Smoking has been connected to citrullination of antigens and formation of anti-citrullinated peptide antibodies (ACPAs) in rheumatoid arthritis (RA). Since smoking can modify proteins by carbamylation (formation of homocitrulline), this study was conducted to investigate these effects on vimentin in animal models and RA.Methods
The efficiency of enzymatic carbamylation of vimentin was characterised. B-cell response was investigated after immunisation of rabbits with different vimentin isoforms. Effects of tobacco smoke exposure on carbamylation of vimentin and formation of autoantibodies were analysed in mice. The antibody responses against isoforms of vimentin were characterised with respect to disease duration and smoking status of patients with RA.Results

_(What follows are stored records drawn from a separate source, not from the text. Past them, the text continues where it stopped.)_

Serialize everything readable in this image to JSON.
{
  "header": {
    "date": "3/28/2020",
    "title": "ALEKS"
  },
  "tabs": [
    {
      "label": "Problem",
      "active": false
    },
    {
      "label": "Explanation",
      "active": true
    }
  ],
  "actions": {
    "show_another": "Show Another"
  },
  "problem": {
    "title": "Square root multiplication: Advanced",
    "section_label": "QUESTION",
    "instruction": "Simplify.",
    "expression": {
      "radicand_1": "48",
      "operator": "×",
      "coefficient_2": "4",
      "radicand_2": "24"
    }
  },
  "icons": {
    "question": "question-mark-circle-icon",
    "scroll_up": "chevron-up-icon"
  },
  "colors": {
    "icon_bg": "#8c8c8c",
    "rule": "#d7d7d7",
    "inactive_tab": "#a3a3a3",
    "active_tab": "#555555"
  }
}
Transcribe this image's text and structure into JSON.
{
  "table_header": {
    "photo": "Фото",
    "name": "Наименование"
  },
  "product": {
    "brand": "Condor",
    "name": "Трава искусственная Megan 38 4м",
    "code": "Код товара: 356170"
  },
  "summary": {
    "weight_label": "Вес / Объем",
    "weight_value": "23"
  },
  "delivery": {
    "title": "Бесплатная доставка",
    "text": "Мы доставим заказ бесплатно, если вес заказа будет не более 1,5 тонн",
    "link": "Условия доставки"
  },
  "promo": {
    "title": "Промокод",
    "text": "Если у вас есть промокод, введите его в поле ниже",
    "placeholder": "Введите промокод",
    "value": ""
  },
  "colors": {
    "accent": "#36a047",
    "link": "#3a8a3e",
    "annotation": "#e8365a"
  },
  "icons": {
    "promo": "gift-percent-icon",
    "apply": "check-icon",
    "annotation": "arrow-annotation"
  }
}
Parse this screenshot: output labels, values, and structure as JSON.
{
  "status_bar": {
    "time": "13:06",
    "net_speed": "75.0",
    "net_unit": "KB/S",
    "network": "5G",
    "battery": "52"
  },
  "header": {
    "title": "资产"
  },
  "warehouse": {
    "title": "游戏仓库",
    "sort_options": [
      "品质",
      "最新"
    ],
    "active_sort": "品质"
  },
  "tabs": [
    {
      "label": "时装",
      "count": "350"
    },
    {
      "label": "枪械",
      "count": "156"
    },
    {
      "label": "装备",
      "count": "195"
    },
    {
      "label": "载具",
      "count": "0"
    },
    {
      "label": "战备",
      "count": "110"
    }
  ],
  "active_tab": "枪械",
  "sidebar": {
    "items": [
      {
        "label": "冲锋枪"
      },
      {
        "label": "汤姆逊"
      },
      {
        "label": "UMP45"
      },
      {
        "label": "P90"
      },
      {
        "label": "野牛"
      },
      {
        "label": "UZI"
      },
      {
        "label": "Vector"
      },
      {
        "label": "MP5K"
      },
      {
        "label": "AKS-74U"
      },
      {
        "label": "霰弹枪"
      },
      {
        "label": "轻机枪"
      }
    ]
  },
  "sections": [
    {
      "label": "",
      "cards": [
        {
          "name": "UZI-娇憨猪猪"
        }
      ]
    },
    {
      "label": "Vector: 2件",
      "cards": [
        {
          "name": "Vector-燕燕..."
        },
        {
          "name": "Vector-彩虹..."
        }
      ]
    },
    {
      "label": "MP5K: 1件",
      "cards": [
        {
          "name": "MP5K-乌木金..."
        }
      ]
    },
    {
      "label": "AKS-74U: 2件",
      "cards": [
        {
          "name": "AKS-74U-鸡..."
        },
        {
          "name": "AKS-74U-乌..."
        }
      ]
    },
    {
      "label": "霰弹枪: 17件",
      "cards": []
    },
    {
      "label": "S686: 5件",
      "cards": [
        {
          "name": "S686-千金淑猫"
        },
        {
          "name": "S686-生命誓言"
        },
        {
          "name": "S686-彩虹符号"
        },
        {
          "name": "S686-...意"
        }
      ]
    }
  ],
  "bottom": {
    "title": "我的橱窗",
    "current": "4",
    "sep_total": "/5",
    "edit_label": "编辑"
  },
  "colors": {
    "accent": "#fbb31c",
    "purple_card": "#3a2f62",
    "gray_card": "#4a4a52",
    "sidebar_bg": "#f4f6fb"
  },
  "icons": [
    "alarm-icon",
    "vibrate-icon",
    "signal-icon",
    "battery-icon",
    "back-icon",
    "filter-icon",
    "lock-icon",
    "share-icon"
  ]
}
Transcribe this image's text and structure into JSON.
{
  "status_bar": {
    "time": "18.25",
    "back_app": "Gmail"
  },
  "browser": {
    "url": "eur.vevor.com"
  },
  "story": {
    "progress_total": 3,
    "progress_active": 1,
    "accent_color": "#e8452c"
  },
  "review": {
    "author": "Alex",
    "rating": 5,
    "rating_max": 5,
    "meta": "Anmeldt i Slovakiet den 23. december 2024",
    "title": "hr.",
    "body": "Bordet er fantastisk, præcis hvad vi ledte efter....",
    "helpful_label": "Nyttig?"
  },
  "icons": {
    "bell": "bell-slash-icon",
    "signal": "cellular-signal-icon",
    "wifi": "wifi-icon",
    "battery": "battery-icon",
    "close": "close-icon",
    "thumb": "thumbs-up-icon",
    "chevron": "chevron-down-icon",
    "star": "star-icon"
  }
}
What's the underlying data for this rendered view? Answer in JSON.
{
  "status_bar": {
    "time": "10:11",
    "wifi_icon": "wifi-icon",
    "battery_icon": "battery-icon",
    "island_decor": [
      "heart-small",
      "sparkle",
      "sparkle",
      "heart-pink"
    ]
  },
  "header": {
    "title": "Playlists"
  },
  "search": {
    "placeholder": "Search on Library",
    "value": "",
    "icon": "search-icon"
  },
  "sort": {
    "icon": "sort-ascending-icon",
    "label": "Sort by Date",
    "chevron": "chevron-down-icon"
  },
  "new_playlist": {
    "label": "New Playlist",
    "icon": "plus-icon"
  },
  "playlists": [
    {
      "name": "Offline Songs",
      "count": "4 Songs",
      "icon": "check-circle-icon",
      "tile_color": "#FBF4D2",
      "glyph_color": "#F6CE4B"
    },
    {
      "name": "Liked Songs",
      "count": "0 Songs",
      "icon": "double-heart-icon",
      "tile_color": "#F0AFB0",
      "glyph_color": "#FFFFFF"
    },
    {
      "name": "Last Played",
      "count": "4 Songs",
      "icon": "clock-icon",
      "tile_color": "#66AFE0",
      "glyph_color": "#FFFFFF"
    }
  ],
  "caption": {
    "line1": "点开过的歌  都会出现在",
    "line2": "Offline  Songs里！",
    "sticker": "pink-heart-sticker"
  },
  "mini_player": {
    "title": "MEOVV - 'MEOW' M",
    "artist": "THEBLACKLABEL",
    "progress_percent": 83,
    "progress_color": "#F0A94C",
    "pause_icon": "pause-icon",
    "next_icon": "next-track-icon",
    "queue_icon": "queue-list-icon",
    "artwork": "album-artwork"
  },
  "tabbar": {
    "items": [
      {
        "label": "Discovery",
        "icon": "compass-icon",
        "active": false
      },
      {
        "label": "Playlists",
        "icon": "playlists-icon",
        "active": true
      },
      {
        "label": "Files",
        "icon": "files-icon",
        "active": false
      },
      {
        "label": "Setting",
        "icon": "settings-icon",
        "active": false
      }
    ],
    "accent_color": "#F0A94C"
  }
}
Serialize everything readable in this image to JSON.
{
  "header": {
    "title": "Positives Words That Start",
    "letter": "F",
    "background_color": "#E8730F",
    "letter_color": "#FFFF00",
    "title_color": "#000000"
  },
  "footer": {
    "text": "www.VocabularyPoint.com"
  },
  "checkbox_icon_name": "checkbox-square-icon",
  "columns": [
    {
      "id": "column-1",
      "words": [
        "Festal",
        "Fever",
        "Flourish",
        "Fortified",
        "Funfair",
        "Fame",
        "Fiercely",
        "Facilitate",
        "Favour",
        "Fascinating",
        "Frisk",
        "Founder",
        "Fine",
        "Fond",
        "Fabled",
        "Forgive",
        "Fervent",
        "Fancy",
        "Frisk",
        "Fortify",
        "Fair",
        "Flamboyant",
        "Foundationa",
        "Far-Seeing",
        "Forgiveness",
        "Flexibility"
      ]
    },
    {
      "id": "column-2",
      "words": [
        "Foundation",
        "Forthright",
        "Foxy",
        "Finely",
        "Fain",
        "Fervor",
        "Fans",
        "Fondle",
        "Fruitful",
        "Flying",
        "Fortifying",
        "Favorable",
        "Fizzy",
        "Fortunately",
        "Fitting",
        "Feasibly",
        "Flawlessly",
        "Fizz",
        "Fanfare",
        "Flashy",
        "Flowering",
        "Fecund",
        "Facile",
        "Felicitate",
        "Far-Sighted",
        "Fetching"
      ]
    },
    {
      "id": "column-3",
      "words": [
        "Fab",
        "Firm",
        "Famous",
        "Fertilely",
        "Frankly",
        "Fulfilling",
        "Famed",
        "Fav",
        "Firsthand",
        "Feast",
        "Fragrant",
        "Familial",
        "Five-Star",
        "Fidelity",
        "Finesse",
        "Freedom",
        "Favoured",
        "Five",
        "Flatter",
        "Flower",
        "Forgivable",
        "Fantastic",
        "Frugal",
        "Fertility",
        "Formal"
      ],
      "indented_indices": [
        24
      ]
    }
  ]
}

Enzymatic carbamylation of vimentin was efficiently achieved. Subsequent citrullination of vimentin was not disturbed by homocitrullination. Sera from rabbits immunised with carbamylated vimentin (carbVim), in addition to carbVim also recognised human IgG-Fc showing rheumatoid factor-like reactivity. Smoke-exposed mice contained detectable amounts of carbVim and developed a broad immune response against carbamylated antigens. Although the prevalence of anti-carbamylated antibodies in smokers and non-smokers was similar, the titres of carbamylated antibodies were significantly increased in sera of smoking compared with non-smoking RA. CarbVim antibodies were observed independently of ACPAs in early phases of disease and double-positive patients for anti-mutated citrullinated vimentin (MCV) and anti-carbVim antibodies showed an extended epitope recognition pattern towards MCV.Conclusions
Carbamylation of vimentin is inducible by cigarette smoke exposure. The polyclonal immune response against modified antigens in patients with RA is not exclusively citrulline-specific and carbamylation of antigens could be involved in the pathogenesis of disease.Trial registration number
ISRCTN36745608; EudraCT Number: 2006-003146-41.